The current cap situation in the NHL is a concern for the Vancouver Canucks, but with little wiggle room, it gives Micheal Ferland a chance for a bounce-back year.
Vancouver Canucks general manager Jim Benning has a long offseason ahead of him with quite the list of things to accomplish. One of those things involves figuring out how the team is going to get the best out of their veteran power-forward, Micheal Ferland.
Brought in last summer on a four-year pact, Ferland signed a $14 million dollar deal to be the Canucks’ next big crash-and-bang style player battling it out inside the team’s top-six. His history of concussions caught up and paid him another visit limiting the 27-year-old to just 14 NHL games this season.
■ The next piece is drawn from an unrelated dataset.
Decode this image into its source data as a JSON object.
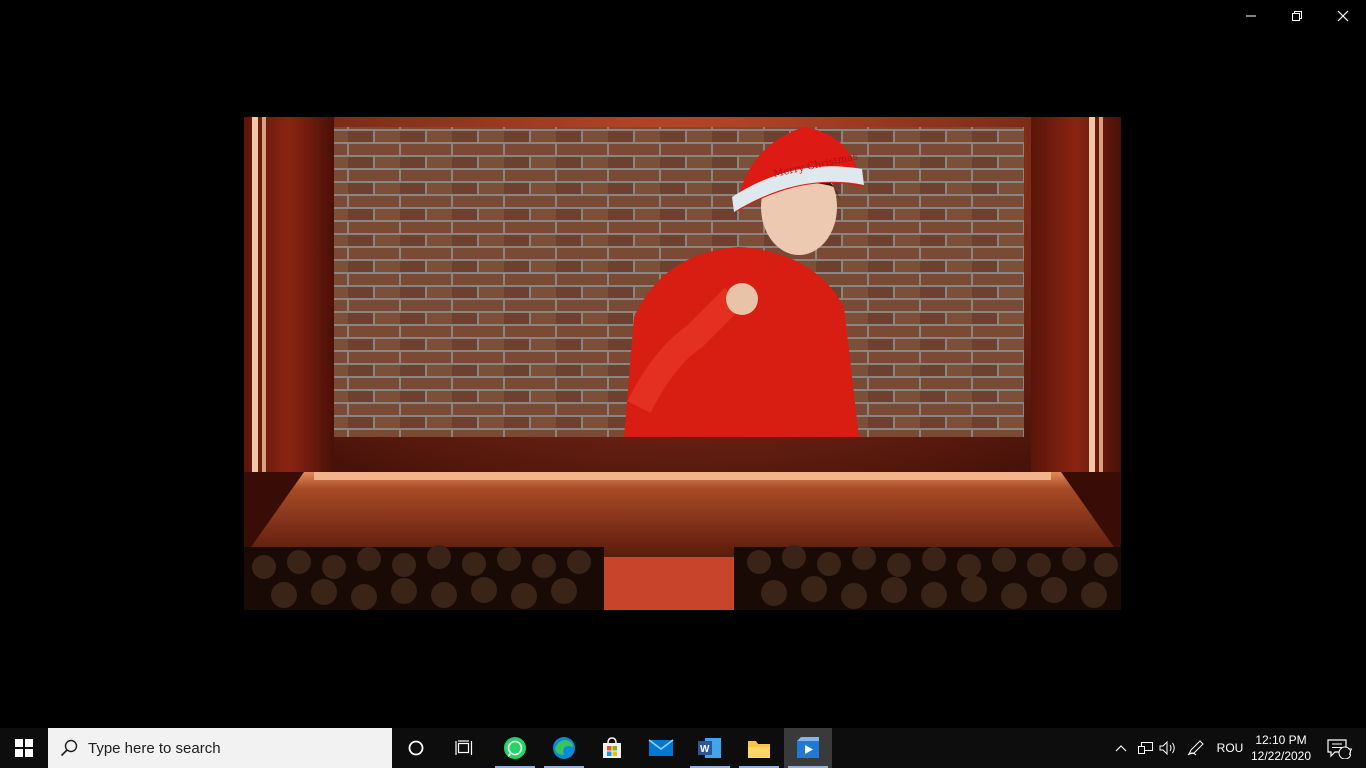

His absence was felt all season and because of his lingering symptoms, the Canucks never really got a great look at Ferland to see what he can really do. On top of all that, when the going was getting tough and symptoms again got worse, Ferland pulled the plug on his season and decided it was best to focus 100% on his health.
Now, the NHL pause is throwing some serious wrenches into what next season may look like, but the Canucks are going to be cap-strapped and they will likely have to say goodbye to a valuable forward or two that they simply can’t afford to keep under contract. It’ll take nothing short of a miracle to keep the Canucks’ top-nine intact as pending free agents’ Tyler Toffoli and Josh Leivo will require top dollar — something Vancouver might not be able to afford.
But it’s okay! This gives the well-rested Ferland a massive opportunity to slide in and prove why he signed that multi-year deal, to begin with. And with a long off-season of proper training and a keen eye looking over his concussion history, Ferland has every right to believe he can still make a full recovery and be the player he wants to be.
Ferland is currently working out in his hometown and experiencing zero symptoms of concussion. This isn’t the first time, but it’s great news knowing that he can’t rush back to hockey and hurt himself again. With COVID-19 still active, he’s forced to stay home, take care of himself and make sure that when the time has come, he’s ready to be an impact player for the Vancouver Canucks.